Marilyn Crispell; Paul Lytton & Nate Wooley
Famously turned on to jazz through the music of John Coltrane, pianist Marilyn Crispell was relatively unknown in 1978 when multi-instrumentalist and composer Anthony Braxton happened to hear her. Immediately awed by her capabilities, Braxton soon made Crispell his principal pianist for well over 10 years including in his great '80s quartet featuring Mark Dresser and Gerry Hemingway. With Braxton, Crispell performed some of the most complex music of the time with extraordinary precision, power, and grace, establishing herself as one of the most virtuosic and fiercely-expressive pianists around.
More recently, Crispell has developed an increasingly romantic and jazz-influenced vocabulary. A string of successful albums for ECM, including the triumphant Nothing Ever Was, Anyway: The Music of Annette Peacock (1997), debuted her trio of Gary Peacock and Paul Motian. Almost immediately the group was widely regarded as among the most significant piano trios since Bill Evans, Scott LaFaro, and Paul Motian first convened. Crispell's most recent effort, a solo disc called Vignettes, presents her at her most effusive, performing both compositions and free improvisations, and producing performances of profound beauty.
Opening the evening is the duo of premier European percussionist and long-time Crispell collaborator Paul Lytton and the gifted young trumpeter Nate Wooley. As critics Richard Cook and Brian Morton have recognized, Lytton is "one of the drummer-percussionists least bound by the idea of time, rhythm, or determined pulse," instead favoring "broad, extended areas of sound, opening and unfolding like an anatomist." With the longstanding trio of Lytton, Barry Guy, and Evan Parker; in Barry Guy's London Jazz Composers or New Orchestras; and in Guy's trio with Marilyn Crispell, Lytton has helped define free improvisation for over thirty years. His partner here, New Jersey-based trumpeter Nate Wooley, is a master texturalist, thoughtfully reshaping the listener's conception of movement, space, and tonality. Wooley regularly performs solo improvisations and has worked regularly with Anthony Braxton, Tony Malaby, and Herb Robertson. Together, as the duo's MySpace helpfully explains, "We are two people. Paul plays percussion. Nate plays trumpet. We play our instruments at the same time."
Crispell will also join the pair to round out an exciting trio for the latter portion of their set.
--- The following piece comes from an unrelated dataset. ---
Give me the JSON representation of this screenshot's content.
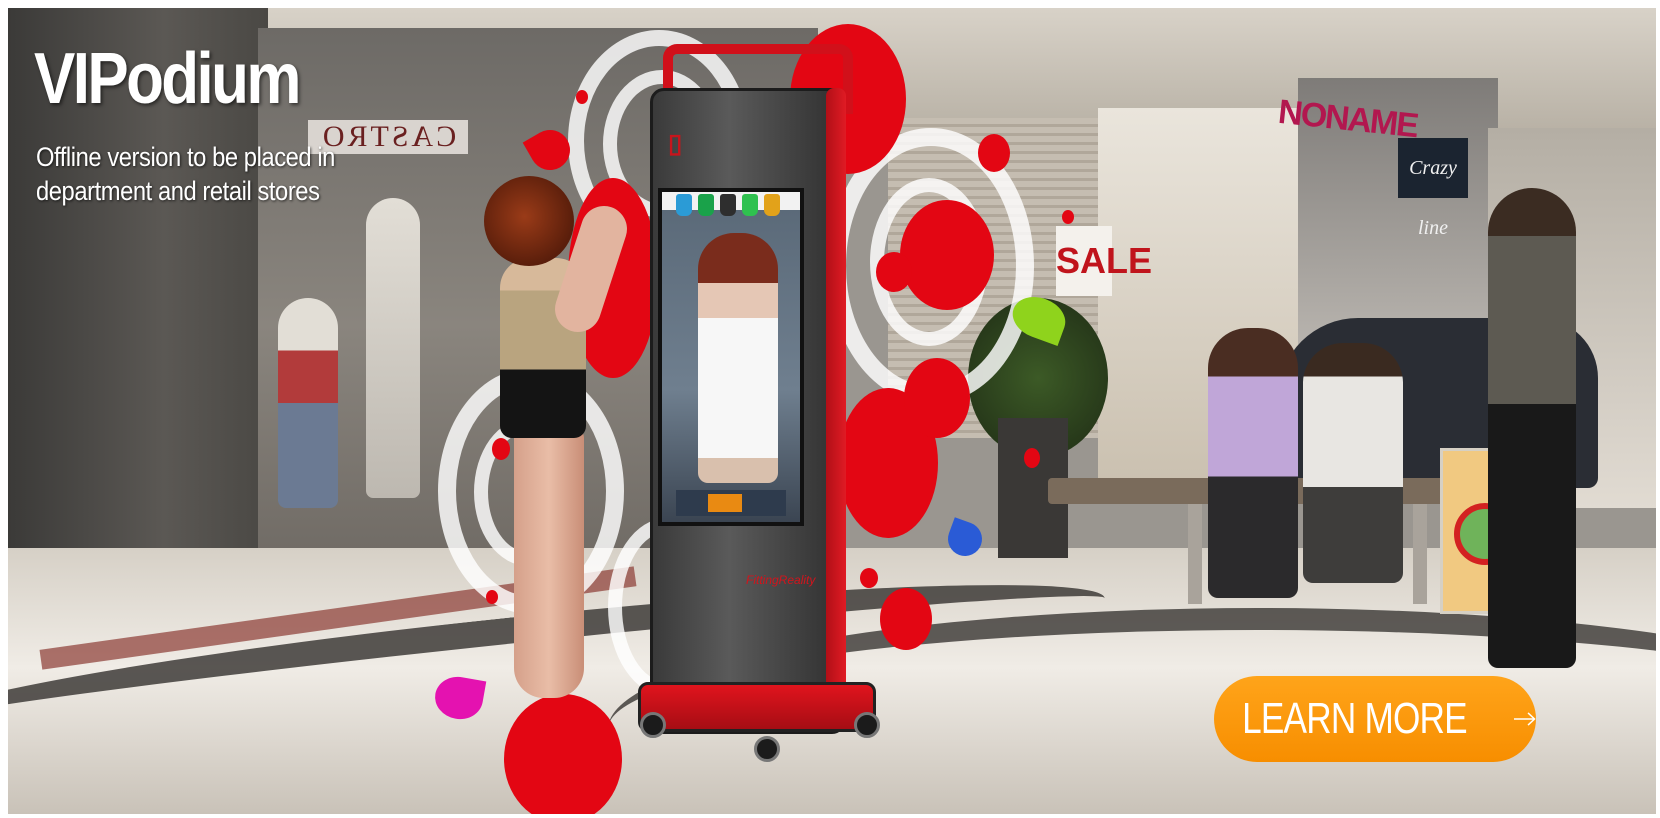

Don't miss what will be a truly-memorable performance by some of the most imaginative working instrumentalists at a beautiful venue.
Chapel Performance Space
Good Shepherd Center, 4649 Sunnyside Ave N
Seattle, WA 98103
|Kid Friendly: No|
|Dog Friendly: No|
|Wheelchair Accessible: No|